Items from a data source
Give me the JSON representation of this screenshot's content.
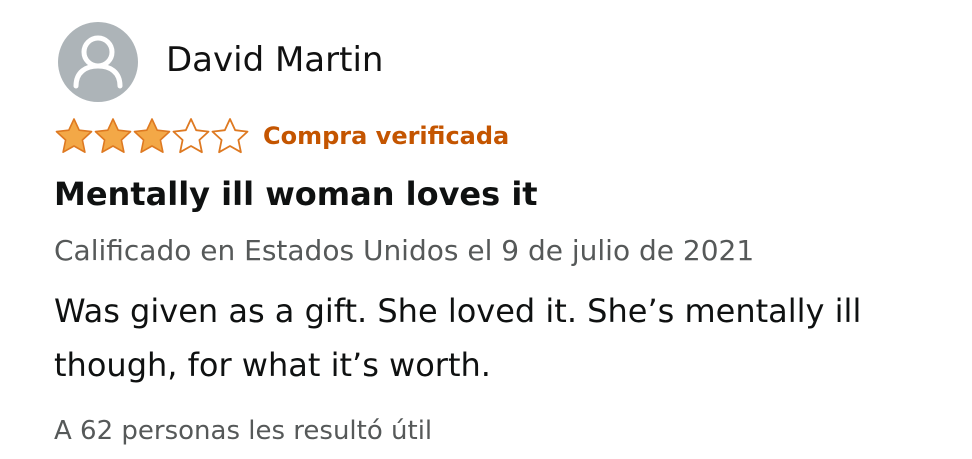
{
  "review": {
    "author": "David Martin",
    "rating": 3,
    "rating_max": 5,
    "star_icons": [
      "star-filled-icon",
      "star-filled-icon",
      "star-filled-icon",
      "star-empty-icon",
      "star-empty-icon"
    ],
    "verified_label": "Compra verificada",
    "title": "Mentally ill woman loves it",
    "meta": "Calificado en Estados Unidos el 9 de julio de 2021",
    "body": "Was given as a gift. She loved it. She’s mentally ill though, for what it’s worth.",
    "helpful": "A 62 personas les resultó útil"
  },
  "colors": {
    "star": "#f3a847",
    "star_outline": "#de7921",
    "verified": "#c45500",
    "avatar_bg": "#adb4b8",
    "avatar_fg": "#ffffff",
    "meta_text": "#565959",
    "main_text": "#0f1111"
  }
}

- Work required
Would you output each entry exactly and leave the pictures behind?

- Solution for this exercise
Give me the JSON representation of this screenshot's content.
{
  "review": {
    "author": "David Martin",
    "rating": 3,
    "rating_max": 5,
    "star_icons": [
      "star-filled-icon",
      "star-filled-icon",
      "star-filled-icon",
      "star-empty-icon",
      "star-empty-icon"
    ],
    "verified_label": "Compra verificada",
    "title": "Mentally ill woman loves it",
    "meta": "Calificado en Estados Unidos el 9 de julio de 2021",
    "body": "Was given as a gift. She loved it. She’s mentally ill though, for what it’s worth.",
    "helpful": "A 62 personas les resultó útil"
  },
  "colors": {
    "star": "#f3a847",
    "star_outline": "#de7921",
    "verified": "#c45500",
    "avatar_bg": "#adb4b8",
    "avatar_fg": "#ffffff",
    "meta_text": "#565959",
    "main_text": "#0f1111"
  }
}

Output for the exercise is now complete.